Author: Amy Remeikis and agencies
Australia will consider adding a “values test” for those considering permanent residency in order to protect its “extraordinarily successful” multicultural society, Malcolm Turnbull said.
The prime minister confirmed what his citizenship and multicultural minister Alan Tudge told the Australia/UK Leadership Forum overnight, where he floated the idea of a “values” test to fend off “segregation”.
Tudge told his London audience “our ship is slightly veering towards a European separatist multicultural model and we want to pull it back to be firmly on the Australian integrated path”.
“Some of the challenges to social cohesion that we are facing today are similar to ones that the UK is facing – such as ethnic segregation and liberal values being challenged.”
Speaking in Tasmania on Friday, Turnbull said testing potential migrants on values made sense.
“That is certainly one of the issues that we are considering but I have to say to you that we are the most successful multicultural society in the world,” he said.
“One of the reasons we are is because we put an enormous amount of effort, in Australia, into integration, into ensuring that our form of multiculturalism is one where we can all benefit from the diversity of cultural and religious and ethnic backgrounds that Australians have.
“This is a country where 28% of Australians were born outside of Australia, over half have a parent born outside of Australia – but isn’t it remarkable that we live together is so much harmony because of the values we share and those Australian values, of democracy, freedom, the rule of law, respect for women, equality between men and women.
“All of these values are vitally important and we must never, ever take them for granted and we should always ensure that we maintain them because that is what creates this extraordinary successful multicultural society that we have.
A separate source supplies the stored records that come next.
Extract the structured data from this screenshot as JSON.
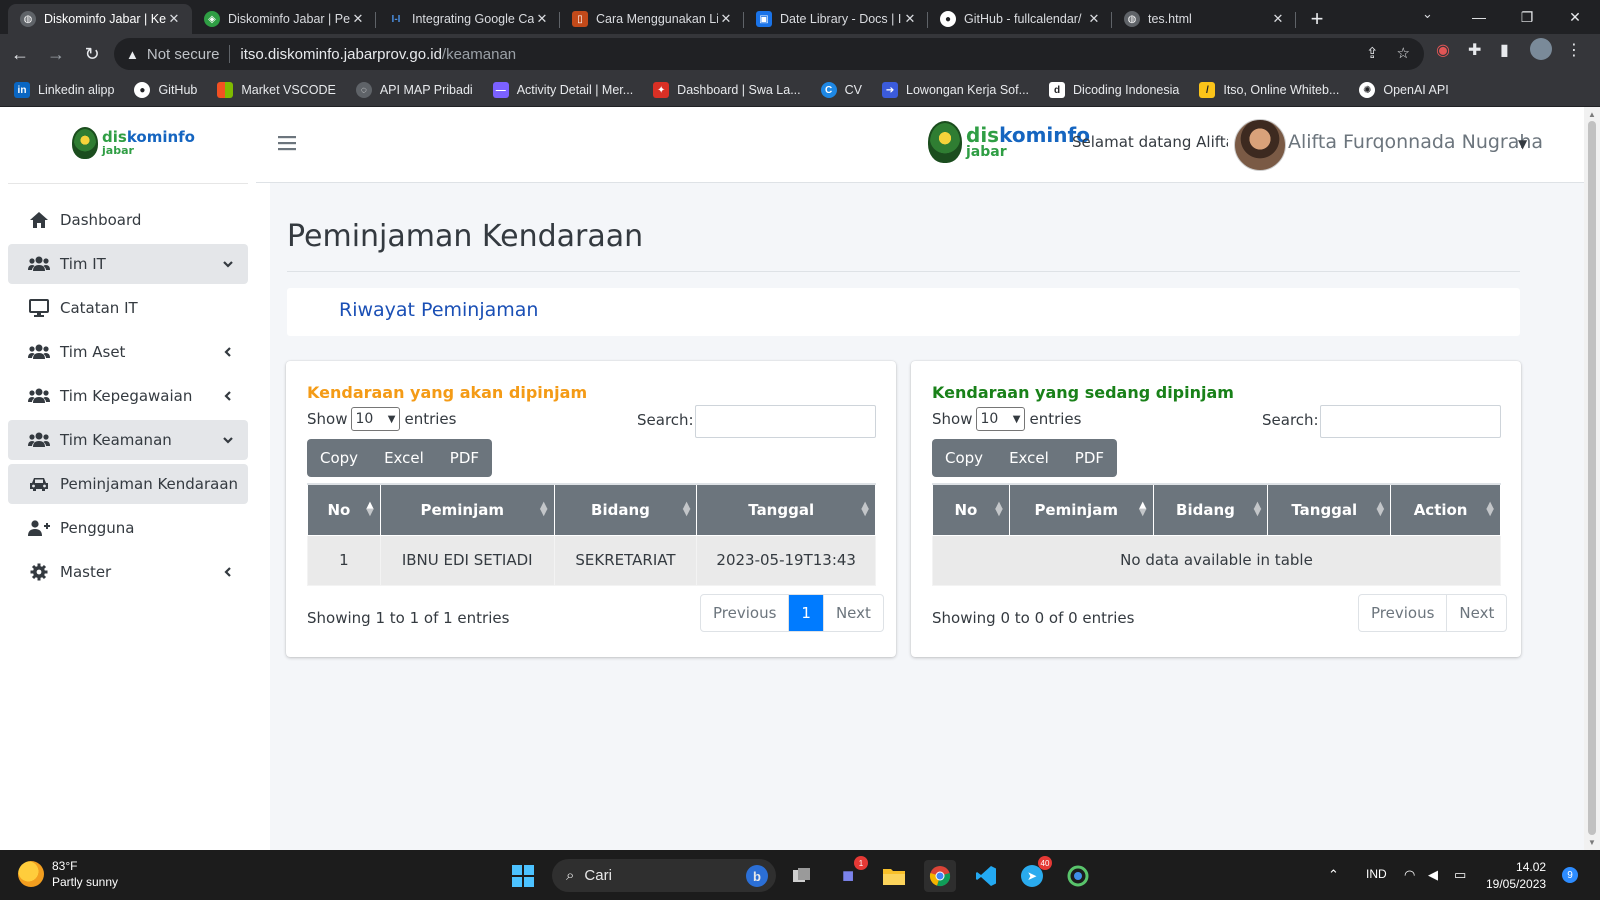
{
  "browser": {
    "tabs": [
      {
        "title": "Diskominfo Jabar | Ke",
        "icon": "globe-icon",
        "color": "#9aa0a6",
        "active": true
      },
      {
        "title": "Diskominfo Jabar | Pe",
        "icon": "jabar-icon",
        "color": "#2f9e44",
        "active": false
      },
      {
        "title": "Integrating Google Ca",
        "icon": "ih-icon",
        "color": "#4a8fe0",
        "active": false
      },
      {
        "title": "Cara Menggunakan Li",
        "icon": "book-icon",
        "color": "#c24a1a",
        "active": false
      },
      {
        "title": "Date Library - Docs | I",
        "icon": "docs-icon",
        "color": "#1a73e8",
        "active": false
      },
      {
        "title": "GitHub - fullcalendar/",
        "icon": "github-icon",
        "color": "#ffffff",
        "active": false
      },
      {
        "title": "tes.html",
        "icon": "globe-icon",
        "color": "#9aa0a6",
        "active": false
      }
    ],
    "security_label": "Not secure",
    "url_host": "itso.diskominfo.jabarprov.go.id",
    "url_path": "/keamanan",
    "bookmarks": [
      {
        "label": "Linkedin alipp",
        "icon": "linkedin-icon",
        "color": "#0a66c2"
      },
      {
        "label": "GitHub",
        "icon": "github-icon",
        "color": "#35363a"
      },
      {
        "label": "Market VSCODE",
        "icon": "windows-icon",
        "color": "#f25022"
      },
      {
        "label": "API MAP Pribadi",
        "icon": "api-icon",
        "color": "#5f6368"
      },
      {
        "label": "Activity Detail | Mer...",
        "icon": "activity-icon",
        "color": "#7b61ff"
      },
      {
        "label": "Dashboard | Swa La...",
        "icon": "dashboard-icon",
        "color": "#d93025"
      },
      {
        "label": "CV",
        "icon": "cv-icon",
        "color": "#1e88e5"
      },
      {
        "label": "Lowongan Kerja Sof...",
        "icon": "job-icon",
        "color": "#3b5bdb"
      },
      {
        "label": "Dicoding Indonesia",
        "icon": "dicoding-icon",
        "color": "#35363a"
      },
      {
        "label": "Itso, Online Whiteb...",
        "icon": "whiteboard-icon",
        "color": "#fcc419"
      },
      {
        "label": "OpenAI API",
        "icon": "openai-icon",
        "color": "#35363a"
      }
    ]
  },
  "app": {
    "logo_text_1": "diskominfo",
    "logo_text_2": "jabar",
    "welcome": "Selamat datang Alifta F",
    "user_name": "Alifta Furqonnada Nugraha",
    "sidebar": [
      {
        "label": "Dashboard",
        "icon": "home-icon",
        "chevron": ""
      },
      {
        "label": "Tim IT",
        "icon": "users-icon",
        "chevron": "down"
      },
      {
        "label": "Catatan IT",
        "icon": "desktop-icon",
        "chevron": ""
      },
      {
        "label": "Tim Aset",
        "icon": "users-icon",
        "chevron": "left"
      },
      {
        "label": "Tim Kepegawaian",
        "icon": "users-icon",
        "chevron": "left"
      },
      {
        "label": "Tim Keamanan",
        "icon": "users-icon",
        "chevron": "down"
      },
      {
        "label": "Peminjaman Kendaraan",
        "icon": "car-icon",
        "chevron": ""
      },
      {
        "label": "Pengguna",
        "icon": "user-plus-icon",
        "chevron": ""
      },
      {
        "label": "Master",
        "icon": "gear-icon",
        "chevron": "left"
      }
    ],
    "page_title": "Peminjaman Kendaraan",
    "tab_label": "Riwayat Peminjaman",
    "cards": [
      {
        "title": "Kendaraan yang akan dipinjam",
        "title_color": "#f49b16",
        "show_label": "Show",
        "entries_value": "10",
        "entries_label": "entries",
        "search_label": "Search:",
        "buttons": [
          "Copy",
          "Excel",
          "PDF"
        ],
        "columns": [
          "No",
          "Peminjam",
          "Bidang",
          "Tanggal"
        ],
        "rows": [
          [
            "1",
            "IBNU EDI SETIADI",
            "SEKRETARIAT",
            "2023-05-19T13:43"
          ]
        ],
        "info": "Showing 1 to 1 of 1 entries",
        "pagination": [
          "Previous",
          "1",
          "Next"
        ]
      },
      {
        "title": "Kendaraan yang sedang dipinjam",
        "title_color": "#198119",
        "show_label": "Show",
        "entries_value": "10",
        "entries_label": "entries",
        "search_label": "Search:",
        "buttons": [
          "Copy",
          "Excel",
          "PDF"
        ],
        "columns": [
          "No",
          "Peminjam",
          "Bidang",
          "Tanggal",
          "Action"
        ],
        "empty_text": "No data available in table",
        "info": "Showing 0 to 0 of 0 entries",
        "pagination": [
          "Previous",
          "Next"
        ]
      }
    ]
  },
  "taskbar": {
    "temperature": "83°F",
    "weather": "Partly sunny",
    "search_placeholder": "Cari",
    "teams_badge": "1",
    "telegram_badge": "40",
    "language": "IND",
    "time": "14.02",
    "date": "19/05/2023",
    "notification_count": "9"
  }
}
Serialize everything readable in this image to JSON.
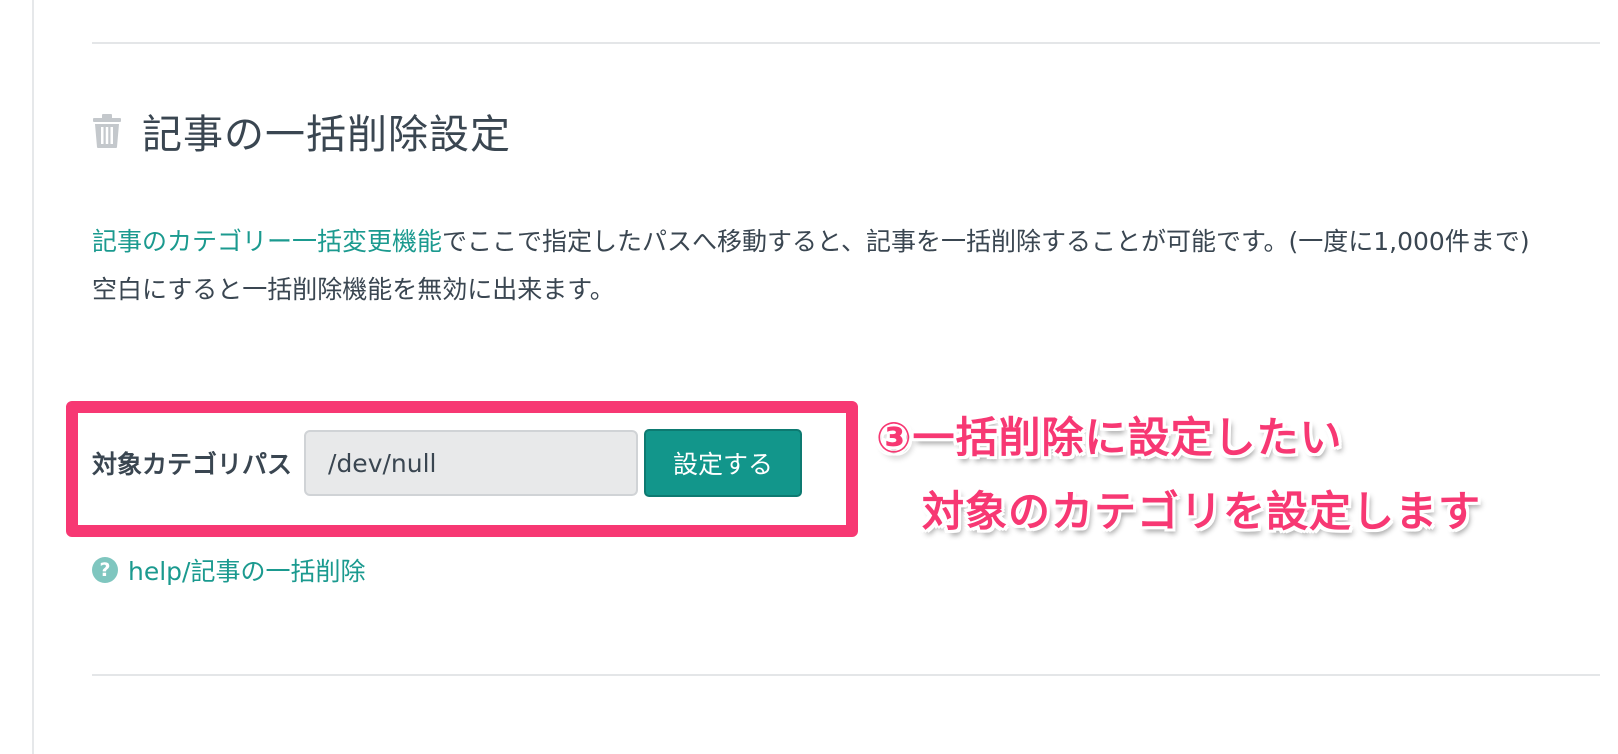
{
  "section": {
    "title": "記事の一括削除設定",
    "icon": "trash-icon"
  },
  "description": {
    "link_text": "記事のカテゴリー一括変更機能",
    "line1_rest": "でここで指定したパスへ移動すると、記事を一括削除することが可能です。(一度に1,000件まで)",
    "line2": "空白にすると一括削除機能を無効に出来ます。"
  },
  "form": {
    "label": "対象カテゴリパス",
    "input_value": "/dev/null",
    "submit_label": "設定する"
  },
  "annotation": {
    "line1": "③一括削除に設定したい",
    "line2": "対象のカテゴリを設定します",
    "color": "#f73873"
  },
  "help": {
    "icon": "question-circle-icon",
    "label": "help/記事の一括削除"
  },
  "colors": {
    "accent": "#12968b",
    "link": "#1b9a8f",
    "highlight": "#f73873"
  }
}
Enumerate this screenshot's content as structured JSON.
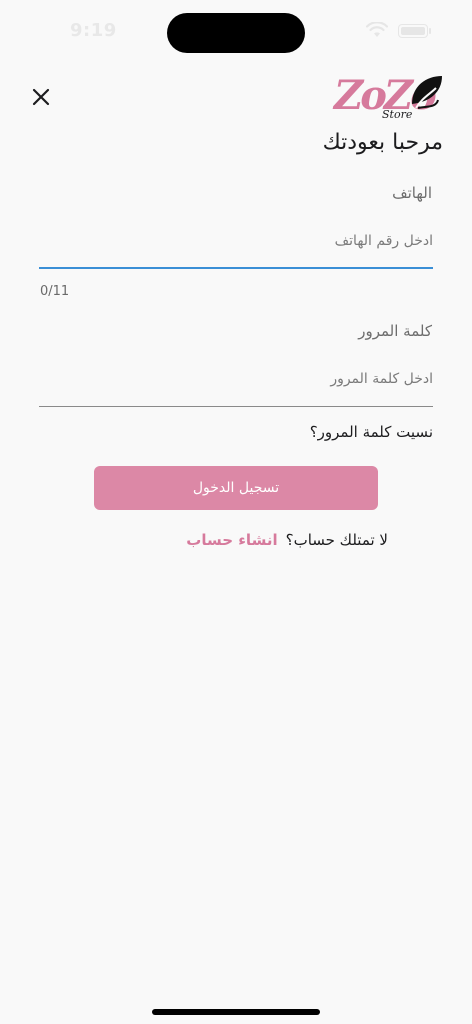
{
  "status_bar": {
    "time": "9:19"
  },
  "brand": {
    "logo_main": "ZoZo",
    "logo_sub": "Store",
    "accent": "#d67a9c"
  },
  "greeting": "مرحبا بعودتك",
  "phone": {
    "label": "الهاتف",
    "placeholder": "ادخل رقم الهاتف",
    "value": "",
    "counter": "0/11"
  },
  "password": {
    "label": "كلمة المرور",
    "placeholder": "ادخل كلمة المرور",
    "value": ""
  },
  "forgot_password": "نسيت كلمة المرور؟",
  "login_button": "تسجيل الدخول",
  "signup": {
    "prompt": "لا تمتلك حساب؟",
    "link": "انشاء حساب"
  },
  "colors": {
    "primary_button": "#dc88a6",
    "focus_underline": "#3a8fd6",
    "background": "#f9f9f9"
  }
}
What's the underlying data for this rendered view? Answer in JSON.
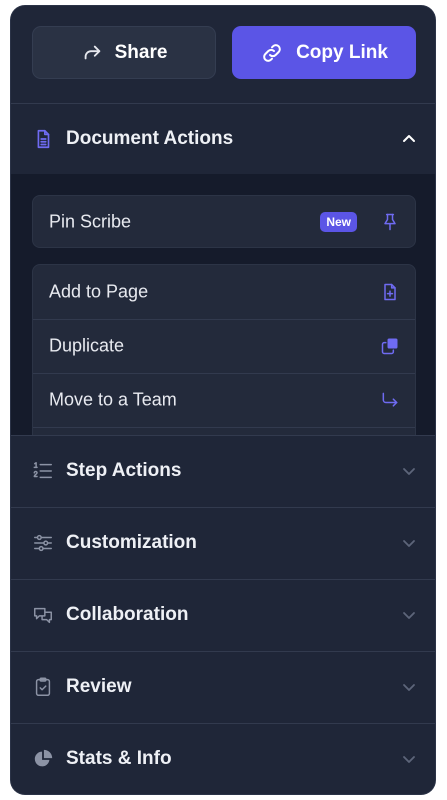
{
  "actions": {
    "share_label": "Share",
    "copy_link_label": "Copy Link"
  },
  "document_actions": {
    "title": "Document Actions",
    "pin": {
      "label": "Pin Scribe",
      "badge": "New"
    },
    "items": [
      {
        "label": "Add to Page",
        "icon": "add-document-icon"
      },
      {
        "label": "Duplicate",
        "icon": "duplicate-icon"
      },
      {
        "label": "Move to a Team",
        "icon": "move-arrow-icon"
      }
    ]
  },
  "sections": [
    {
      "label": "Step Actions",
      "icon": "numbered-list-icon"
    },
    {
      "label": "Customization",
      "icon": "sliders-icon"
    },
    {
      "label": "Collaboration",
      "icon": "chat-bubbles-icon"
    },
    {
      "label": "Review",
      "icon": "clipboard-check-icon"
    },
    {
      "label": "Stats & Info",
      "icon": "pie-chart-icon"
    }
  ],
  "colors": {
    "panel": "#1f2638",
    "accent": "#5b55e6",
    "expanded_body": "#151b2b",
    "muted_icon": "#8c93a5",
    "text": "#eef0f5"
  }
}
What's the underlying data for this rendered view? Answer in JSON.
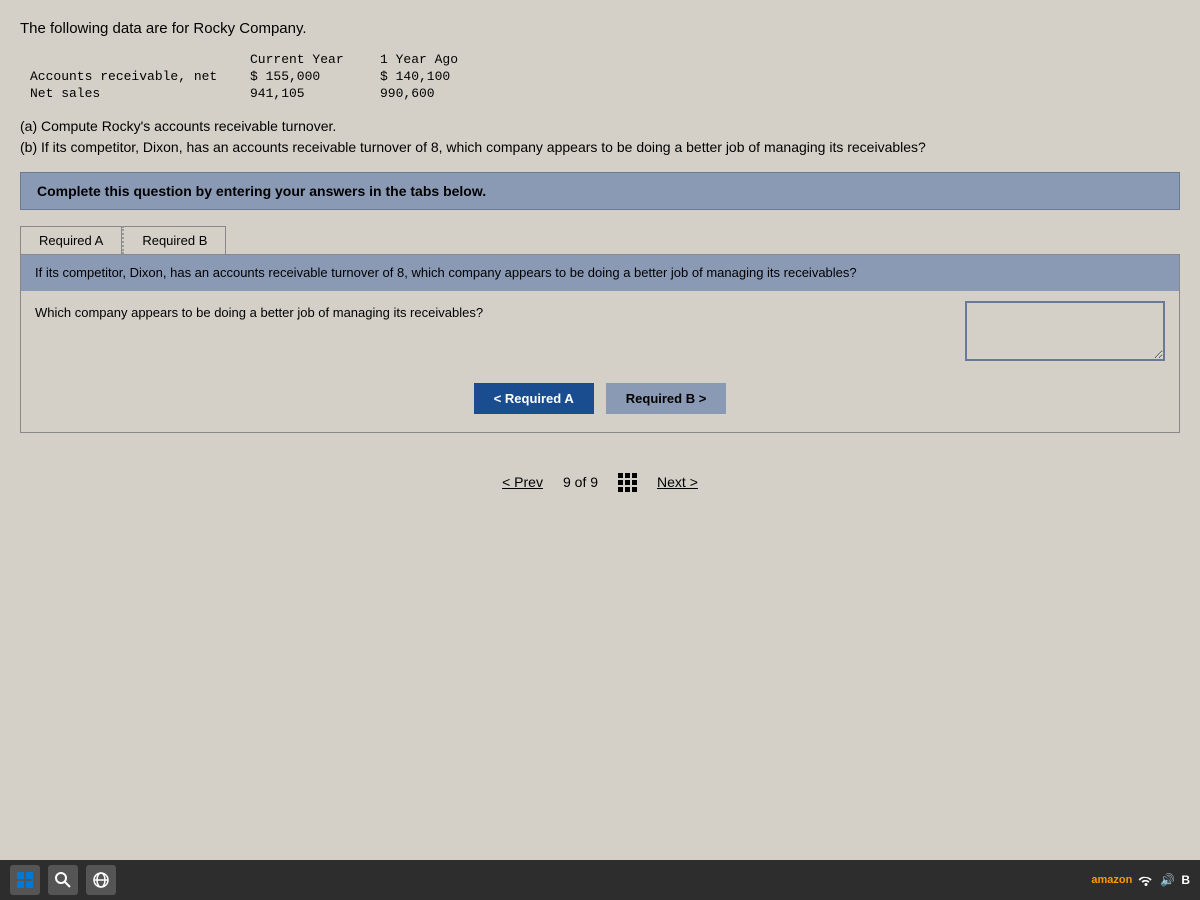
{
  "page": {
    "intro": "The following data are for Rocky Company.",
    "data_table": {
      "headers": {
        "current_year": "Current Year",
        "one_year_ago": "1 Year Ago"
      },
      "rows": [
        {
          "label": "Accounts receivable, net",
          "current": "$ 155,000",
          "prior": "$ 140,100"
        },
        {
          "label": "Net sales",
          "current": "941,105",
          "prior": "990,600"
        }
      ]
    },
    "questions": {
      "a": "(a) Compute Rocky's accounts receivable turnover.",
      "b": "(b) If its competitor, Dixon, has an accounts receivable turnover of 8, which company appears to be doing a better job of managing its receivables?"
    },
    "complete_banner": "Complete this question by entering your answers in the tabs below.",
    "tabs": [
      {
        "id": "required-a",
        "label": "Required A"
      },
      {
        "id": "required-b",
        "label": "Required B"
      }
    ],
    "active_tab": "required-b",
    "tab_content": {
      "required_b": {
        "header_text": "If its competitor, Dixon, has an accounts receivable turnover of 8, which company appears to be doing a better job of managing its receivables?",
        "question_label": "Which company appears to be doing a better job of managing its receivables?"
      }
    },
    "nav_buttons": {
      "prev_required_a": "< Required A",
      "next_required_b": "Required B >",
      "required_a_label": "Required A",
      "required_b_label": "Required B"
    },
    "bottom_nav": {
      "prev_label": "< Prev",
      "page_current": "9",
      "page_total": "9",
      "page_of": "of",
      "next_label": "Next >"
    }
  }
}
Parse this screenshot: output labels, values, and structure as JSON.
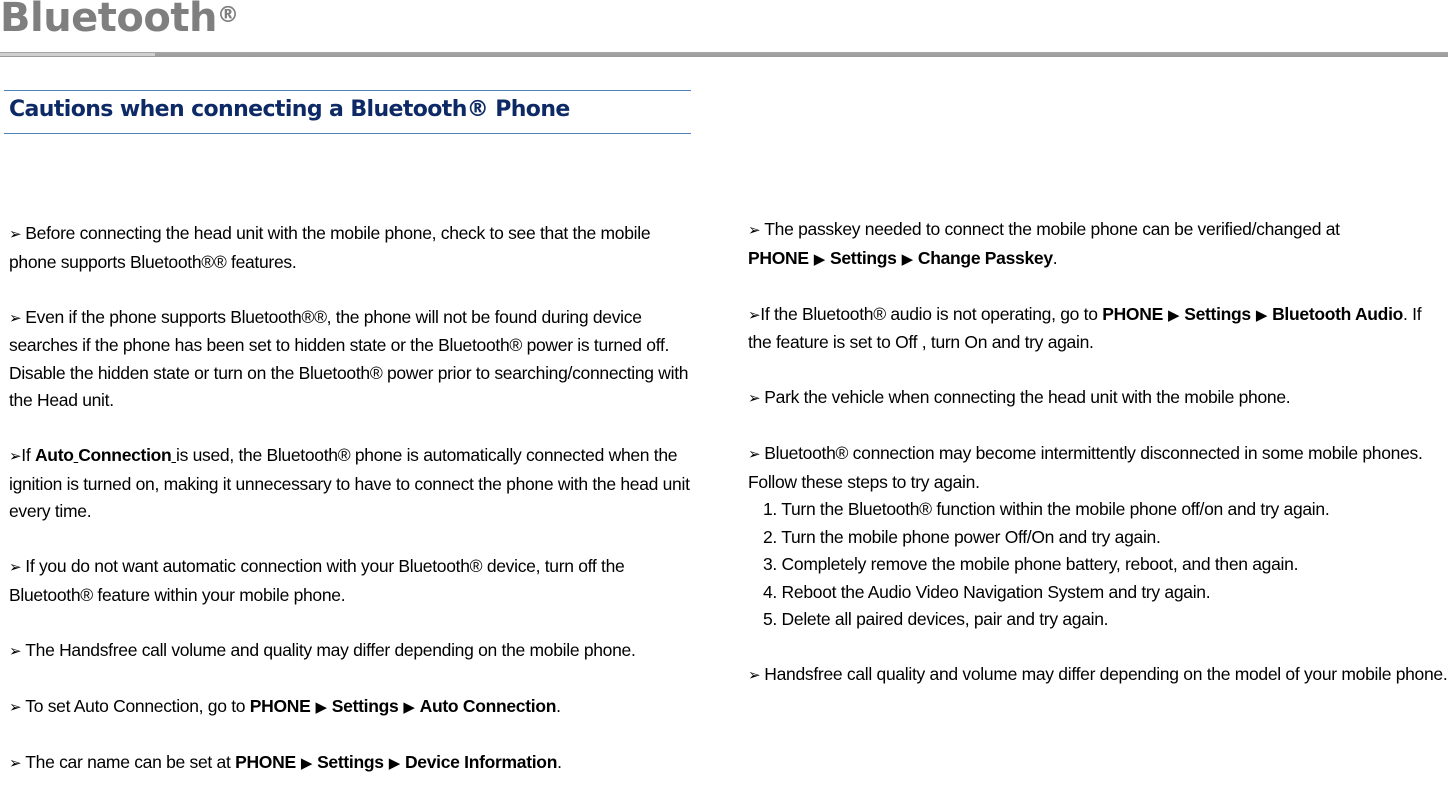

“We look around the world, and we should do that from time to time, and you look at all of the tensions and dissent and conflict, you can see what a great achievement 25 million Australians have made.”
Senior Labor frontbencher Anthony Albanese criticised Tudge’s speech, saying ministers should promote Australia while overseas.
“It’s pretty odd that an Australian government minister goes to the UK and talks our country down,” Albanese told the Nine Network on Friday.
He said Australia was an incredibly successful multicultural nation.
“Australia, I think, is a bit of a microcosm for what the world should be. People from different religions, races and backgrounds living together overwhelmingly in harmony,” Albanese said.
Tudge said Australians should never be complacent about social cohesion, and advocated “modest incremental policy” changes now rather than “dramatic initiatives down the track”.
“If we want Australia to continue its multicultural success, we must take active steps now to ensure that social cohesion remains strong,” Tudge said.
The government has already proposed an English-language skills test, for potential permanent migrants, which last month Turnbull said would aid with integration.
The government’s attempts last year to make achieving citizenship harder, including requiring all applicants to have lived in Australia for four years on permanent residency visas, as well as an advanced English-language test, were rejected by the Senate.
Immigration is shaping up as one of the upcoming election’s biggest issues, as the government faces pressure from conservative members of its backbench, and crossbenchers such as Pauline Hanson, to cut Australia’s immigration rate to ease population pressures in major centres.